[TASK ITEM]:
All entries below must be reproduced without a single change.

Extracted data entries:
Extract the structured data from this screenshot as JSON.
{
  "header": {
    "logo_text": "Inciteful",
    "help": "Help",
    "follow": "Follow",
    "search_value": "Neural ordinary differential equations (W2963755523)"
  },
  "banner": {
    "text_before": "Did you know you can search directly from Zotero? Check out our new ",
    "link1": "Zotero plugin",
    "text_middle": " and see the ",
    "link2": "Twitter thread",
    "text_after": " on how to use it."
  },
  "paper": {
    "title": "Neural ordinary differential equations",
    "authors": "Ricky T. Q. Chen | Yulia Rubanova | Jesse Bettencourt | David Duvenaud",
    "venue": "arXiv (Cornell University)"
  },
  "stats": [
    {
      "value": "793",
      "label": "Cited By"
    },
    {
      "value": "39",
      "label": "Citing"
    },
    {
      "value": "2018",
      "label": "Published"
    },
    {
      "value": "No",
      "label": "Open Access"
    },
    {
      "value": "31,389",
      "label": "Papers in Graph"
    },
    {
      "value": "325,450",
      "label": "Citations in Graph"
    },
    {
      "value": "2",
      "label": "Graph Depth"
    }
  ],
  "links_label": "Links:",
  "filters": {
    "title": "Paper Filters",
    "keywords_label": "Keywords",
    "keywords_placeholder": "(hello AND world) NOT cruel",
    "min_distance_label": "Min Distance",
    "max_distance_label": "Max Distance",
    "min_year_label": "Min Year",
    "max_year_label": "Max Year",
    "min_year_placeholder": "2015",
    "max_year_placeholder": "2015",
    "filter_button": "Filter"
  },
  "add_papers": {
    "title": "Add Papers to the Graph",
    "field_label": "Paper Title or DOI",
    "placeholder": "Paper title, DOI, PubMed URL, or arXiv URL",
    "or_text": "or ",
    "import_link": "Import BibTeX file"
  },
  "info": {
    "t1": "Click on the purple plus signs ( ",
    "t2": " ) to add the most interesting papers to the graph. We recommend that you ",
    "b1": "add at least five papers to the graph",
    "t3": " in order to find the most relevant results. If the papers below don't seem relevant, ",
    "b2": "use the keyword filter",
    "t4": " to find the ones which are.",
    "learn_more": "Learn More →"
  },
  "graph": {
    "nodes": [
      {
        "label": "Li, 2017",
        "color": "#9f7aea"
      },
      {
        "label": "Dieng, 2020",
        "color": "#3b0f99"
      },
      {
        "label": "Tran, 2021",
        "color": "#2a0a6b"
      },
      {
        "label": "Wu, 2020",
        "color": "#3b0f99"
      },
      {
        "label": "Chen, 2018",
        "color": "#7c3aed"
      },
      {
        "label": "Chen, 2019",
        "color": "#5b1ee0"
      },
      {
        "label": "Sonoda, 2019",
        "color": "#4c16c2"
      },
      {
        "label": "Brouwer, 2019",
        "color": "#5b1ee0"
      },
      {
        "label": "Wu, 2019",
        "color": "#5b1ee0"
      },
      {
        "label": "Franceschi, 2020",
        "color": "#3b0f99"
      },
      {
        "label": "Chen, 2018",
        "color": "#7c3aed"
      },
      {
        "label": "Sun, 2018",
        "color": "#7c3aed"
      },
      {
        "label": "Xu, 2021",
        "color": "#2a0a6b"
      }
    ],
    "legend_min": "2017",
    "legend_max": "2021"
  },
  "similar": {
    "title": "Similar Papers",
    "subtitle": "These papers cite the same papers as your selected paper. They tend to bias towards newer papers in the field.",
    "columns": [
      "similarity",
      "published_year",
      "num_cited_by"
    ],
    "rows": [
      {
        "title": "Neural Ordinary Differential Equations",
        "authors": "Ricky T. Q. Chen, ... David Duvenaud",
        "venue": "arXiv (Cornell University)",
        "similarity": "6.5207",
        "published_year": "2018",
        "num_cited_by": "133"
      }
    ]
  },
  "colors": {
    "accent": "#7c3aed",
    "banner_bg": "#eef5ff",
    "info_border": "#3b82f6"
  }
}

[TASK RESULT]:
Extract the structured data from this screenshot as JSON.
{
  "header": {
    "logo_text": "Inciteful",
    "help": "Help",
    "follow": "Follow",
    "search_value": "Neural ordinary differential equations (W2963755523)"
  },
  "banner": {
    "text_before": "Did you know you can search directly from Zotero? Check out our new ",
    "link1": "Zotero plugin",
    "text_middle": " and see the ",
    "link2": "Twitter thread",
    "text_after": " on how to use it."
  },
  "paper": {
    "title": "Neural ordinary differential equations",
    "authors": "Ricky T. Q. Chen | Yulia Rubanova | Jesse Bettencourt | David Duvenaud",
    "venue": "arXiv (Cornell University)"
  },
  "stats": [
    {
      "value": "793",
      "label": "Cited By"
    },
    {
      "value": "39",
      "label": "Citing"
    },
    {
      "value": "2018",
      "label": "Published"
    },
    {
      "value": "No",
      "label": "Open Access"
    },
    {
      "value": "31,389",
      "label": "Papers in Graph"
    },
    {
      "value": "325,450",
      "label": "Citations in Graph"
    },
    {
      "value": "2",
      "label": "Graph Depth"
    }
  ],
  "links_label": "Links:",
  "filters": {
    "title": "Paper Filters",
    "keywords_label": "Keywords",
    "keywords_placeholder": "(hello AND world) NOT cruel",
    "min_distance_label": "Min Distance",
    "max_distance_label": "Max Distance",
    "min_year_label": "Min Year",
    "max_year_label": "Max Year",
    "min_year_placeholder": "2015",
    "max_year_placeholder": "2015",
    "filter_button": "Filter"
  },
  "add_papers": {
    "title": "Add Papers to the Graph",
    "field_label": "Paper Title or DOI",
    "placeholder": "Paper title, DOI, PubMed URL, or arXiv URL",
    "or_text": "or ",
    "import_link": "Import BibTeX file"
  },
  "info": {
    "t1": "Click on the purple plus signs ( ",
    "t2": " ) to add the most interesting papers to the graph. We recommend that you ",
    "b1": "add at least five papers to the graph",
    "t3": " in order to find the most relevant results. If the papers below don't seem relevant, ",
    "b2": "use the keyword filter",
    "t4": " to find the ones which are.",
    "learn_more": "Learn More →"
  },
  "graph": {
    "nodes": [
      {
        "label": "Li, 2017",
        "color": "#9f7aea"
      },
      {
        "label": "Dieng, 2020",
        "color": "#3b0f99"
      },
      {
        "label": "Tran, 2021",
        "color": "#2a0a6b"
      },
      {
        "label": "Wu, 2020",
        "color": "#3b0f99"
      },
      {
        "label": "Chen, 2018",
        "color": "#7c3aed"
      },
      {
        "label": "Chen, 2019",
        "color": "#5b1ee0"
      },
      {
        "label": "Sonoda, 2019",
        "color": "#4c16c2"
      },
      {
        "label": "Brouwer, 2019",
        "color": "#5b1ee0"
      },
      {
        "label": "Wu, 2019",
        "color": "#5b1ee0"
      },
      {
        "label": "Franceschi, 2020",
        "color": "#3b0f99"
      },
      {
        "label": "Chen, 2018",
        "color": "#7c3aed"
      },
      {
        "label": "Sun, 2018",
        "color": "#7c3aed"
      },
      {
        "label": "Xu, 2021",
        "color": "#2a0a6b"
      }
    ],
    "legend_min": "2017",
    "legend_max": "2021"
  },
  "similar": {
    "title": "Similar Papers",
    "subtitle": "These papers cite the same papers as your selected paper. They tend to bias towards newer papers in the field.",
    "columns": [
      "similarity",
      "published_year",
      "num_cited_by"
    ],
    "rows": [
      {
        "title": "Neural Ordinary Differential Equations",
        "authors": "Ricky T. Q. Chen, ... David Duvenaud",
        "venue": "arXiv (Cornell University)",
        "similarity": "6.5207",
        "published_year": "2018",
        "num_cited_by": "133"
      }
    ]
  },
  "colors": {
    "accent": "#7c3aed",
    "banner_bg": "#eef5ff",
    "info_border": "#3b82f6"
  }
}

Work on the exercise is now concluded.